# [Assignment]
Type out the data below in its entirety, exactly as given.

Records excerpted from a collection
..........

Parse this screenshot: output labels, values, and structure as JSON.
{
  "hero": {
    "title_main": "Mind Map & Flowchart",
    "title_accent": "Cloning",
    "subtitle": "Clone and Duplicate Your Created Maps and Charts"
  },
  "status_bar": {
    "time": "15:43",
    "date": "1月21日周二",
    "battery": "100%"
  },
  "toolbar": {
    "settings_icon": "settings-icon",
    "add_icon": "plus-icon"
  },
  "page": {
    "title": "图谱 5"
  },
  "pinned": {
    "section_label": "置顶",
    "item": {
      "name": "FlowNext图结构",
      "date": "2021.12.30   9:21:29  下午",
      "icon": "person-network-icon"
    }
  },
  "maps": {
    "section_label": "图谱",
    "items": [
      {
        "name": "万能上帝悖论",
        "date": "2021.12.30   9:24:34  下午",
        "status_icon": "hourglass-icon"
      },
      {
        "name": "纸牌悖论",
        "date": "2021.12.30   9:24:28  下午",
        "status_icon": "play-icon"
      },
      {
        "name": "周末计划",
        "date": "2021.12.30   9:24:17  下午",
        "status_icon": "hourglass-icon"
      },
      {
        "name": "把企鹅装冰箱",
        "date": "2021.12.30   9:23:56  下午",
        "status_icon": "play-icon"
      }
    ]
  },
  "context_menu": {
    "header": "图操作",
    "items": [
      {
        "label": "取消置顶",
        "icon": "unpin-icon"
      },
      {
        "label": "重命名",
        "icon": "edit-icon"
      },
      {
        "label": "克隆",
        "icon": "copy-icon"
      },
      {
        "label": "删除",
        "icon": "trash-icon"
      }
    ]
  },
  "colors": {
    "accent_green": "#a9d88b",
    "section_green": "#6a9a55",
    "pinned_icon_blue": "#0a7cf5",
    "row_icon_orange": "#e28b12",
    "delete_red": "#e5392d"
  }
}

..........

# [Output below]
Parse this screenshot: output labels, values, and structure as JSON.
{
  "hero": {
    "title_main": "Mind Map & Flowchart",
    "title_accent": "Cloning",
    "subtitle": "Clone and Duplicate Your Created Maps and Charts"
  },
  "status_bar": {
    "time": "15:43",
    "date": "1月21日周二",
    "battery": "100%"
  },
  "toolbar": {
    "settings_icon": "settings-icon",
    "add_icon": "plus-icon"
  },
  "page": {
    "title": "图谱 5"
  },
  "pinned": {
    "section_label": "置顶",
    "item": {
      "name": "FlowNext图结构",
      "date": "2021.12.30   9:21:29  下午",
      "icon": "person-network-icon"
    }
  },
  "maps": {
    "section_label": "图谱",
    "items": [
      {
        "name": "万能上帝悖论",
        "date": "2021.12.30   9:24:34  下午",
        "status_icon": "hourglass-icon"
      },
      {
        "name": "纸牌悖论",
        "date": "2021.12.30   9:24:28  下午",
        "status_icon": "play-icon"
      },
      {
        "name": "周末计划",
        "date": "2021.12.30   9:24:17  下午",
        "status_icon": "hourglass-icon"
      },
      {
        "name": "把企鹅装冰箱",
        "date": "2021.12.30   9:23:56  下午",
        "status_icon": "play-icon"
      }
    ]
  },
  "context_menu": {
    "header": "图操作",
    "items": [
      {
        "label": "取消置顶",
        "icon": "unpin-icon"
      },
      {
        "label": "重命名",
        "icon": "edit-icon"
      },
      {
        "label": "克隆",
        "icon": "copy-icon"
      },
      {
        "label": "删除",
        "icon": "trash-icon"
      }
    ]
  },
  "colors": {
    "accent_green": "#a9d88b",
    "section_green": "#6a9a55",
    "pinned_icon_blue": "#0a7cf5",
    "row_icon_orange": "#e28b12",
    "delete_red": "#e5392d"
  }
}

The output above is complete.